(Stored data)
-- Opening Marker --

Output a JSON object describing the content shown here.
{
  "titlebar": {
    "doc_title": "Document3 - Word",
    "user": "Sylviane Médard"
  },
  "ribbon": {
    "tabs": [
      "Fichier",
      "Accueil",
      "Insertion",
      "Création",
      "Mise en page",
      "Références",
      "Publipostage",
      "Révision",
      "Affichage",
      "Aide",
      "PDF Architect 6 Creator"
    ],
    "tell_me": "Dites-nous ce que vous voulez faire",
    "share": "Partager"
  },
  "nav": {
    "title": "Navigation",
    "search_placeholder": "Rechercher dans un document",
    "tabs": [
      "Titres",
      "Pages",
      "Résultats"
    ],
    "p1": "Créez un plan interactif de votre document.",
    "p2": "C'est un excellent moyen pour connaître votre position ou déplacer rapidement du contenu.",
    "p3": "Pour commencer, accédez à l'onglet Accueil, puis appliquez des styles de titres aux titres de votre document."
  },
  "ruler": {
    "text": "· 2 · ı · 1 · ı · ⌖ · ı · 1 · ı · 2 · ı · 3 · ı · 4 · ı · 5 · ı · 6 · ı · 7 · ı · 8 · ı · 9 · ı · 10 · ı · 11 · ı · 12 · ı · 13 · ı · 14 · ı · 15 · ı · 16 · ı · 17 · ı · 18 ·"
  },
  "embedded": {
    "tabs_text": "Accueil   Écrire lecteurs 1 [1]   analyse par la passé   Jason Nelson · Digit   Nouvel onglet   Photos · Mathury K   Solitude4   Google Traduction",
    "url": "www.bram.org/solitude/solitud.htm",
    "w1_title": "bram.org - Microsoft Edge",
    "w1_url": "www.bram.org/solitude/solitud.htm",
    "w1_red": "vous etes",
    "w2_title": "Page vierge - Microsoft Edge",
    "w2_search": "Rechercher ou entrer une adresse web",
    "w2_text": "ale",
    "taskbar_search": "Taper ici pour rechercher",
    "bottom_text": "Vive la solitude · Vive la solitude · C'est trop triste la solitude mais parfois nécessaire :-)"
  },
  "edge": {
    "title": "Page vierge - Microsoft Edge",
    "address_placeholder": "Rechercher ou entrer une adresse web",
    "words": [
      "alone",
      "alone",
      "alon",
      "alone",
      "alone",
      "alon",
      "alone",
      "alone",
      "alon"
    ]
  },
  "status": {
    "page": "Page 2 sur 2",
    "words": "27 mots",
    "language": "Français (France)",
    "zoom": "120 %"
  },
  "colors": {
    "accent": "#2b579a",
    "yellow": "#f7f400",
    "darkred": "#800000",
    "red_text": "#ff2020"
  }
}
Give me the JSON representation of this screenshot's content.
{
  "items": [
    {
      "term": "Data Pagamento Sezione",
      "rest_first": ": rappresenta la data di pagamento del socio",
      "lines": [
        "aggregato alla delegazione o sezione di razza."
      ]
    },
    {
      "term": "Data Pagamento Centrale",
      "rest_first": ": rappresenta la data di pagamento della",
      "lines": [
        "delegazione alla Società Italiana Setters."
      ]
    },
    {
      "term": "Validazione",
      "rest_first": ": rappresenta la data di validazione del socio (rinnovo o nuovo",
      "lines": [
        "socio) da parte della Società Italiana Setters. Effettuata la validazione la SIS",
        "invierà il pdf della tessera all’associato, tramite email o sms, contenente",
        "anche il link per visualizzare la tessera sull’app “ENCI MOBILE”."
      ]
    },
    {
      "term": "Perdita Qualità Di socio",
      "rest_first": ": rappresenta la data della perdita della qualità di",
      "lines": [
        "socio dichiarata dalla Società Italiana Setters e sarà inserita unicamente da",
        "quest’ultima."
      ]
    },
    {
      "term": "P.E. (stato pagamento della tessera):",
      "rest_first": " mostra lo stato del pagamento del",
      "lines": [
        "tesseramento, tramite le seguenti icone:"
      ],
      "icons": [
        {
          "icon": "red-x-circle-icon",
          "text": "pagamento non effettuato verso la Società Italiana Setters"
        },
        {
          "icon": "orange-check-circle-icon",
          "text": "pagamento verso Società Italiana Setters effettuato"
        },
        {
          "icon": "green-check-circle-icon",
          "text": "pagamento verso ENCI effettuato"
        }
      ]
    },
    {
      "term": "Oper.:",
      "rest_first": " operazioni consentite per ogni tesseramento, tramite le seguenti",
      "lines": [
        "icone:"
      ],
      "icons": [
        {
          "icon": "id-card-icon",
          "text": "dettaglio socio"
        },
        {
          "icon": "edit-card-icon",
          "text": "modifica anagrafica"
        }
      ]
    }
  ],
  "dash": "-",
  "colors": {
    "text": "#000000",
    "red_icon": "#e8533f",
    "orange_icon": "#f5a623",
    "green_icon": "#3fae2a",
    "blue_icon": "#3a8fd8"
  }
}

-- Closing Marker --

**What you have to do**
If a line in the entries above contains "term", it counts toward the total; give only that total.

**Result**
6